SACRAMENTO (AP) — Drivers providing services for ride-sharing companies such as Lyft and Uber would have to carry a minimum level of insurance under a compromise the state Senate approved Wednesday.
Assemblywoman Susan Bonilla, D-Concord, said her AB2293 will ensure that drivers buy insurance that will protect the public.
Both of the major ride-sharing companies supported her bill after she agreed to reduce the required amount of excess insurance from $500,000 to $200,000 when drivers do not have passengers in their vehicles. That’s on top of the basic policy requiring liability insurance of $50,000 for killing or injuring a single person, $100,000 for damage from a single accident and $30,000 for property damage, Bonilla said.
The companies previously had objected that lawmakers were stifling innovation by insisting on more expensive liability insurance.
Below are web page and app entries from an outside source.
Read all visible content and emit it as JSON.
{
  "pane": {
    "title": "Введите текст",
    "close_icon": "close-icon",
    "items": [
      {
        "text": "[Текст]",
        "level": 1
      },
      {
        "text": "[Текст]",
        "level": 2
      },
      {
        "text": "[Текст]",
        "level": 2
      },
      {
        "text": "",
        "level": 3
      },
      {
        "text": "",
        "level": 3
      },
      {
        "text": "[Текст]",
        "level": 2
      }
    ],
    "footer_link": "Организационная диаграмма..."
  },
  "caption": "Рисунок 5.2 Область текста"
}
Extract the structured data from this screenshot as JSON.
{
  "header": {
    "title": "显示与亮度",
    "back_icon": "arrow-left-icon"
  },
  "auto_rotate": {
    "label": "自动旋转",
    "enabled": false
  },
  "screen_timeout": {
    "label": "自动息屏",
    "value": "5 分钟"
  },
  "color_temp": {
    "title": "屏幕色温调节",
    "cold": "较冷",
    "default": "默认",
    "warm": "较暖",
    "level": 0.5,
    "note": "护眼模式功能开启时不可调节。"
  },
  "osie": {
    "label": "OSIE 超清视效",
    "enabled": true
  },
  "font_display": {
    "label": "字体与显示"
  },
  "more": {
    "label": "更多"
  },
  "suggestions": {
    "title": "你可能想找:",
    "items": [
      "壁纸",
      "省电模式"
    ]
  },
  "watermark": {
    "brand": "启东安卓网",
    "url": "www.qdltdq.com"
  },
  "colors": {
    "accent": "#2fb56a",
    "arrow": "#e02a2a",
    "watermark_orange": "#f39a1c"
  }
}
The rapidly developing ride-sharing industry lets drivers use their own cars to transport customers, who summon drivers using mobile applications.
“The point of this bill is not to stifle innovation but rather to ensure it does not come at the cost of public safety,” said Sen. Holly Mitchell, D-Los Angeles, who carried the bill in the Senate.
The Senate approved the bill on a 30-4 vote, sending it to the Assembly.
The measure also makes it clear that the burgeoning industry falls under the oversight of the California Public Utilities Commission, among other provisions.
Lyft said in a statement that the bill “provides regulatory clarity for the ridesharing community in California.” It noted that riders and drivers will continue to be protected by Lyft’s $1 million insurance policy as soon as a driver agrees to pick up a passenger.
“Common sense has prevailed and the winners are Californians,” Uber spokeswoman Eva Behrend said in a statement.
Sen. William Monning, D-Carmel, chairman of the Senate Insurance Committee, objected that his committee found that drivers should carry at least $750,000, the same required of limousines. Under the bill, the maximum payout would be $300,000 if a driver has not yet been matched with a passenger.
The compromise bill, he said, “compromises the public health and safety.”
Consumer Attorneys of California dropped its support of the bill for a similar reason, saying in a statement that under the lower level, “only a fraction of those at risk are protected.”